▶ _WHAT THIS TASK INVOLVES_:
Using the listing below, show all lines that hold the word "selected".

▶ _DATA TO USE_:
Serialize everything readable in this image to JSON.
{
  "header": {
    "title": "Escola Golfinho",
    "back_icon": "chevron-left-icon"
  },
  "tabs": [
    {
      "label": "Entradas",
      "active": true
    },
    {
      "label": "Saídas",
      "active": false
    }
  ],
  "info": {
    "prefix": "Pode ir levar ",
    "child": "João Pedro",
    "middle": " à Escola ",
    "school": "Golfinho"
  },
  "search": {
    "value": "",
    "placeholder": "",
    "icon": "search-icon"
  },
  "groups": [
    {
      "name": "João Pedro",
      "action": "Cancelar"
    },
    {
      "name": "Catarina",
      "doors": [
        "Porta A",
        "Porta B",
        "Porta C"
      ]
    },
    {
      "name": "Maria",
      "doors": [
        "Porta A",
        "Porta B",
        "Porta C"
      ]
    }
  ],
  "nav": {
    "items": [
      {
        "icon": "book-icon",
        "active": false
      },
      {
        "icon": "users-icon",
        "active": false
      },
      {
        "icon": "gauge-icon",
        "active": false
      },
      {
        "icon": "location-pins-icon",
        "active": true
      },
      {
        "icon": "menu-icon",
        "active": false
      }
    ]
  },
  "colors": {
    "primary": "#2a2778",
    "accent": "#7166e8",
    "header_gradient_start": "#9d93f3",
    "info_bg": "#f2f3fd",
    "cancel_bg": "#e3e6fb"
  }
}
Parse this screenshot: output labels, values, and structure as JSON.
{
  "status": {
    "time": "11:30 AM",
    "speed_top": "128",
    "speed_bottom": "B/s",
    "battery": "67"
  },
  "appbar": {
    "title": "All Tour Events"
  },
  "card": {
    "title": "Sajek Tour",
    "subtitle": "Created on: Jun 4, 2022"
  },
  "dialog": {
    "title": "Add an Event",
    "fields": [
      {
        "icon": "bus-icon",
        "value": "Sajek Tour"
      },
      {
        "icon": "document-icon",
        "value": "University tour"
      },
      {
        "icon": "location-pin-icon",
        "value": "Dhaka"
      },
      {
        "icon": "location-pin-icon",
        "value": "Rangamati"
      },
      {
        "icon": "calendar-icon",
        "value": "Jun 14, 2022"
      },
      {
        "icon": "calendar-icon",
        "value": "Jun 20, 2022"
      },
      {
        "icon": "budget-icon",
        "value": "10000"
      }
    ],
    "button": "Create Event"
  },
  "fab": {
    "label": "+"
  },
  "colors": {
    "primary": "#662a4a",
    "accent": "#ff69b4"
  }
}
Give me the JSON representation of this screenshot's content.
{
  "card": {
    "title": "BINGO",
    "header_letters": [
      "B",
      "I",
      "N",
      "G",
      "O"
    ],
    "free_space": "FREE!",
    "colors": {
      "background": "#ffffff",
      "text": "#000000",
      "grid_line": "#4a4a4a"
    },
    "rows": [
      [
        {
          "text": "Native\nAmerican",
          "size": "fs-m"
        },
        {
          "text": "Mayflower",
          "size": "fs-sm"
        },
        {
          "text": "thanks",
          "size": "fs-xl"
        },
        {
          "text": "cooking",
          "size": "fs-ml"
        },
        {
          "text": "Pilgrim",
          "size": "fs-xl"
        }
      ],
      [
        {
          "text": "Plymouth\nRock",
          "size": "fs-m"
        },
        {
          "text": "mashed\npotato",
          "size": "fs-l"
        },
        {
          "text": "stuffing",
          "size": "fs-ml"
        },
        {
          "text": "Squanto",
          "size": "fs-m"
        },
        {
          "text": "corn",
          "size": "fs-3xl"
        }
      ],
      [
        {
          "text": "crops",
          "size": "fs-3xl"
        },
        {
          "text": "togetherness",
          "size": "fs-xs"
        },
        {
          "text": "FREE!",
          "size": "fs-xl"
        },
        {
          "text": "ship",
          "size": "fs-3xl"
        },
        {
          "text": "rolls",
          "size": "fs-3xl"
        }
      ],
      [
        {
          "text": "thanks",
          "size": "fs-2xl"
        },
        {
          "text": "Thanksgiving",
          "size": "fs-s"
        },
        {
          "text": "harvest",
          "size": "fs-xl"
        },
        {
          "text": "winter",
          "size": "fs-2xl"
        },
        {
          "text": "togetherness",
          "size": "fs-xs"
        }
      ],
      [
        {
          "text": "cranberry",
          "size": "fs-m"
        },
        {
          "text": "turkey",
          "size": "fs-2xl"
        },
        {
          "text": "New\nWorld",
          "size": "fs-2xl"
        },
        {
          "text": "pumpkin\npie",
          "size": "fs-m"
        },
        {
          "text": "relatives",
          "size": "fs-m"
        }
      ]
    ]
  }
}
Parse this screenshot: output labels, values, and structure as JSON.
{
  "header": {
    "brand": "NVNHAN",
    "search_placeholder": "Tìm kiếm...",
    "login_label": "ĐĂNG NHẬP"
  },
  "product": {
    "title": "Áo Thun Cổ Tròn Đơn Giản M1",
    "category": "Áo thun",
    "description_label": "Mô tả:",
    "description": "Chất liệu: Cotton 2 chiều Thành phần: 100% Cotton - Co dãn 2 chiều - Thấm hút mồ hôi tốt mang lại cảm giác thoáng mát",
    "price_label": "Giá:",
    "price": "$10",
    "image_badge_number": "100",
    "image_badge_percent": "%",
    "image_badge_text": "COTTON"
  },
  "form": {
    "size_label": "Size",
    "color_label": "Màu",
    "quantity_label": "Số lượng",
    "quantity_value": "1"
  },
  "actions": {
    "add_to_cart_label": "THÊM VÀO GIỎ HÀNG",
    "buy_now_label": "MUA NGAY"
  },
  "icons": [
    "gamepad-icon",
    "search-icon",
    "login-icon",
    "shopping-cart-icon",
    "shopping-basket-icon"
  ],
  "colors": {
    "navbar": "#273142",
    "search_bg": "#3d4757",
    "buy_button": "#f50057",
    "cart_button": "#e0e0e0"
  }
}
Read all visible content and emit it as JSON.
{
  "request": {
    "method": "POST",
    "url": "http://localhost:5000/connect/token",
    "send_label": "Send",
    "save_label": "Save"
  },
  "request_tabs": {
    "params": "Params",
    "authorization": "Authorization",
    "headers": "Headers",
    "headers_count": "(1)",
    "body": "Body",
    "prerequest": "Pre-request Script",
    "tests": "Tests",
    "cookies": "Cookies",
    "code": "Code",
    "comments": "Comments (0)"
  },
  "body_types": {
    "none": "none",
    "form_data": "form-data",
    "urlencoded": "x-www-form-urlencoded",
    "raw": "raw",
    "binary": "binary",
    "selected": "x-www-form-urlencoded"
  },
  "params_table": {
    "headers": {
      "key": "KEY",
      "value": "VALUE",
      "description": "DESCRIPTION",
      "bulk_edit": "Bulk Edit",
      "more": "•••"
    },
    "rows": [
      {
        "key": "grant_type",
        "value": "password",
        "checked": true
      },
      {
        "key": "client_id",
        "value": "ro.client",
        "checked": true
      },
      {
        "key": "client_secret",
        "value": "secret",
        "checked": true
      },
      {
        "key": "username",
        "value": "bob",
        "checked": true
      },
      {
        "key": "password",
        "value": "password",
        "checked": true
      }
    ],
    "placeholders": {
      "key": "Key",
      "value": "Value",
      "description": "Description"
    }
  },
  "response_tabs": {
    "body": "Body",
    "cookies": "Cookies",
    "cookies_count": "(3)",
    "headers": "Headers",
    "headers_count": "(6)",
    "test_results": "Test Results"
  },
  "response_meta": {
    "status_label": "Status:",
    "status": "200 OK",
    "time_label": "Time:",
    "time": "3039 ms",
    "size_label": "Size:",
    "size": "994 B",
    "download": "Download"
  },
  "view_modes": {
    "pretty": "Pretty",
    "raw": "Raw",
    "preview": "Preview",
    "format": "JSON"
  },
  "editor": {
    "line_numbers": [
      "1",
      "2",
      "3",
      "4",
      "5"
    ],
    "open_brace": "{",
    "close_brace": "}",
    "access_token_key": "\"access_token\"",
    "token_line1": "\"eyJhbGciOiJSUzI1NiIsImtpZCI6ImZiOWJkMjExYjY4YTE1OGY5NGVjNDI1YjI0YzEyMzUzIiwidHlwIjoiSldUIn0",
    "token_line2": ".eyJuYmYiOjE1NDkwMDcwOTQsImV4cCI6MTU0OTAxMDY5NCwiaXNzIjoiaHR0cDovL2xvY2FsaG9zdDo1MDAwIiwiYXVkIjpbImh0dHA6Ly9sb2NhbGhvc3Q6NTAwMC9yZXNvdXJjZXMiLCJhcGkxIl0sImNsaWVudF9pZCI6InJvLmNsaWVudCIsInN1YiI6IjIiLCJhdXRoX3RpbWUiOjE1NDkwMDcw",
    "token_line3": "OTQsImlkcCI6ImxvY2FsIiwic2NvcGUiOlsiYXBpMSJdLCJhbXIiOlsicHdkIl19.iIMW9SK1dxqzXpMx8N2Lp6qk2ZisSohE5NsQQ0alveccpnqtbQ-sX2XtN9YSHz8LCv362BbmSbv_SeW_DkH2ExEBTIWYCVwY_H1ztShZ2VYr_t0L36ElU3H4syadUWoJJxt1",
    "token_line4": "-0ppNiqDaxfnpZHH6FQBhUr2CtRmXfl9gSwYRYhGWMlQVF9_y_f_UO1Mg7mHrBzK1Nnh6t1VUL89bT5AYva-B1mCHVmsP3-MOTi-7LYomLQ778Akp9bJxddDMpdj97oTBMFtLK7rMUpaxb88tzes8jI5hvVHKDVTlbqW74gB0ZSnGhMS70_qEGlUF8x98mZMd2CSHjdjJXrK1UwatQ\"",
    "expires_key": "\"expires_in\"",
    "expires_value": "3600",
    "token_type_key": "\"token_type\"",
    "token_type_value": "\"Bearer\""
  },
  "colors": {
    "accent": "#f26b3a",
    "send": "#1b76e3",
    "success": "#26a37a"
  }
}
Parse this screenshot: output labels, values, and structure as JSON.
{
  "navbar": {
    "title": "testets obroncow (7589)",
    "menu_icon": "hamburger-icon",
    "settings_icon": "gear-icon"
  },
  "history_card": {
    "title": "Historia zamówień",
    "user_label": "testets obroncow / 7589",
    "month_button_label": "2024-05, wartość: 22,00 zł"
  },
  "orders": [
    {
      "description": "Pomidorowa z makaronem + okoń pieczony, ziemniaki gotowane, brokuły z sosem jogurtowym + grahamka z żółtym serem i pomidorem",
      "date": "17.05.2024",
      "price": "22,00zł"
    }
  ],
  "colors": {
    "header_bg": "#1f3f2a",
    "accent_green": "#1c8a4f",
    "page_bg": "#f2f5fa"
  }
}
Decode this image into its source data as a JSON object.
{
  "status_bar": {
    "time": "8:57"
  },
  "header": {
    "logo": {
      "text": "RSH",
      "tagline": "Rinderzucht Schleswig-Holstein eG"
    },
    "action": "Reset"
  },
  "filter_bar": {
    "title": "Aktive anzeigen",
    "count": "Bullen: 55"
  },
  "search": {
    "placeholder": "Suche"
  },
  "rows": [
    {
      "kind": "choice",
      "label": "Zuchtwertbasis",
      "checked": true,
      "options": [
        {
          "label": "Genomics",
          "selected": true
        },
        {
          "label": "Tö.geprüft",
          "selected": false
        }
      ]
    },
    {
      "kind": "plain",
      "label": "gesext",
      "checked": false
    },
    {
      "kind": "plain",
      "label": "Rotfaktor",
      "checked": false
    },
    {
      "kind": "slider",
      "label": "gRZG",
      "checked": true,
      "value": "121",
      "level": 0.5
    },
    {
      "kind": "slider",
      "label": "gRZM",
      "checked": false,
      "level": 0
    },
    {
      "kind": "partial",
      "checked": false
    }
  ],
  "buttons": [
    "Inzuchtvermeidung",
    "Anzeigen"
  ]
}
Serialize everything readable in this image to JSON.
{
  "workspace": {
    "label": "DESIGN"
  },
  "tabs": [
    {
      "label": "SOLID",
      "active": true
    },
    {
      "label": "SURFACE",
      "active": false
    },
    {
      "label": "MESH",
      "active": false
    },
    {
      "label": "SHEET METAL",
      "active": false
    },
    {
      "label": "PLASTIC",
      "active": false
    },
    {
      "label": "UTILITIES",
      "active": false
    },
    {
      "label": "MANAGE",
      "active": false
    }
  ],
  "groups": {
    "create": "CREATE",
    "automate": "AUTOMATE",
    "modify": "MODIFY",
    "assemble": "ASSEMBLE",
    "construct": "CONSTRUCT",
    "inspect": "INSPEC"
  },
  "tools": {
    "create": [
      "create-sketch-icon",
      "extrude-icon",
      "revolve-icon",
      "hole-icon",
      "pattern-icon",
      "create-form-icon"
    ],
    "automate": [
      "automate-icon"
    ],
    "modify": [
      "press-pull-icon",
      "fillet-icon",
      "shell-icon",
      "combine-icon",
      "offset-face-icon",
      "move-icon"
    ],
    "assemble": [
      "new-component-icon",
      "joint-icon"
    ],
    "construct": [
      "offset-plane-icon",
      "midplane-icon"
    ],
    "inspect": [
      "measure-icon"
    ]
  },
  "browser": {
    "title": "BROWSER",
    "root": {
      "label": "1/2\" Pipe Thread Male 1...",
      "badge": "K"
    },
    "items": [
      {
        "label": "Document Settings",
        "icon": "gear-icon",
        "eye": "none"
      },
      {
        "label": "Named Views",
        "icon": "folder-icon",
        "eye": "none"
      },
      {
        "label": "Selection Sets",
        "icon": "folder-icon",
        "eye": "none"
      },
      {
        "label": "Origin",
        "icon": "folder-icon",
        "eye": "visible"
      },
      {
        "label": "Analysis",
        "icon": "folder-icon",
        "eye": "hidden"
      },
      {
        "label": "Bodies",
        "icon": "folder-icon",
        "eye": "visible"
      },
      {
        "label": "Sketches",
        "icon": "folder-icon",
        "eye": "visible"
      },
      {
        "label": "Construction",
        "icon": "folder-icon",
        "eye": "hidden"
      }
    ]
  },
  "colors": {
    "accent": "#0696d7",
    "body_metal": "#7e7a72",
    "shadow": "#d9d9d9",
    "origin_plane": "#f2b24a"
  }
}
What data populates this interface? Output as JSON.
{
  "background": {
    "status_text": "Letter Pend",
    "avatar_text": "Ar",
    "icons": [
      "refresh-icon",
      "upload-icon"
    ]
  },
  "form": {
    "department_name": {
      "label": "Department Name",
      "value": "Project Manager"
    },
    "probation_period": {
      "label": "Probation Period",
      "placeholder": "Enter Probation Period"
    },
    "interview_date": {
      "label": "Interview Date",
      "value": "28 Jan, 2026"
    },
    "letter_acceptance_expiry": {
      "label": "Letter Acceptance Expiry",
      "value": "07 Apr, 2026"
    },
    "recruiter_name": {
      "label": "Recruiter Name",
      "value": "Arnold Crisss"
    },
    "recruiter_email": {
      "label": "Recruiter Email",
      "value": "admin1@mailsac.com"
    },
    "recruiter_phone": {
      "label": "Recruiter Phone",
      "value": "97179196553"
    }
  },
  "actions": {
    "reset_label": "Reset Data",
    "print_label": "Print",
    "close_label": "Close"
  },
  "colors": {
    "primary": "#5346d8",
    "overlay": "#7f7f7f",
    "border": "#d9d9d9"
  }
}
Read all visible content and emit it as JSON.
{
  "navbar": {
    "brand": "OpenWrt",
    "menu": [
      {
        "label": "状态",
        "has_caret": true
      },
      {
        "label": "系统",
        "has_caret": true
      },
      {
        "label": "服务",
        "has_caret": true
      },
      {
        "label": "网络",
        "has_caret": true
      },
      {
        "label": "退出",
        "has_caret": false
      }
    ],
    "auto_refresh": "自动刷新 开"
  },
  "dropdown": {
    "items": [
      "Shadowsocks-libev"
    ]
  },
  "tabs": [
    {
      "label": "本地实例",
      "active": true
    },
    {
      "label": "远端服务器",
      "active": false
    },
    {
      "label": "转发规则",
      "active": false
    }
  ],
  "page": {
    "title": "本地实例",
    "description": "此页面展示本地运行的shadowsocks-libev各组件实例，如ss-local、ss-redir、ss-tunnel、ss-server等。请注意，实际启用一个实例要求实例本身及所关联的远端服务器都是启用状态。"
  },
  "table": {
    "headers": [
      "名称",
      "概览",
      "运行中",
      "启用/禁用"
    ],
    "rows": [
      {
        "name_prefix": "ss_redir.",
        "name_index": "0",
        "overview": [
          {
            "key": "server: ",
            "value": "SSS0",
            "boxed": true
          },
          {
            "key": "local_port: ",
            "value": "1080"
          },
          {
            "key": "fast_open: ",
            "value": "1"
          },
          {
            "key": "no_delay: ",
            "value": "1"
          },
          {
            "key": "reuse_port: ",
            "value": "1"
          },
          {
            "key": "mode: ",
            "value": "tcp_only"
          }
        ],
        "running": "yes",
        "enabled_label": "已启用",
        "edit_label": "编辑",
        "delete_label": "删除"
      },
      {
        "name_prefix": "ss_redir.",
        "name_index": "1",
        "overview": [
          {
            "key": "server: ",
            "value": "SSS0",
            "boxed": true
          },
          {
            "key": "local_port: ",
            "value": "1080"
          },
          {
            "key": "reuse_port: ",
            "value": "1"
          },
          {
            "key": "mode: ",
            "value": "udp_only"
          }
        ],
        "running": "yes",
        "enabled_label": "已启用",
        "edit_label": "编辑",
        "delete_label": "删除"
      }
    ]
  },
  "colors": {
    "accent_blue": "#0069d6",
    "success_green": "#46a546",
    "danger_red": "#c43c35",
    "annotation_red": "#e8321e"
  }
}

▶ _SOLVED PROBLEM_:
    "selected": "x-www-form-urlencoded"
          "selected": true
          "selected": false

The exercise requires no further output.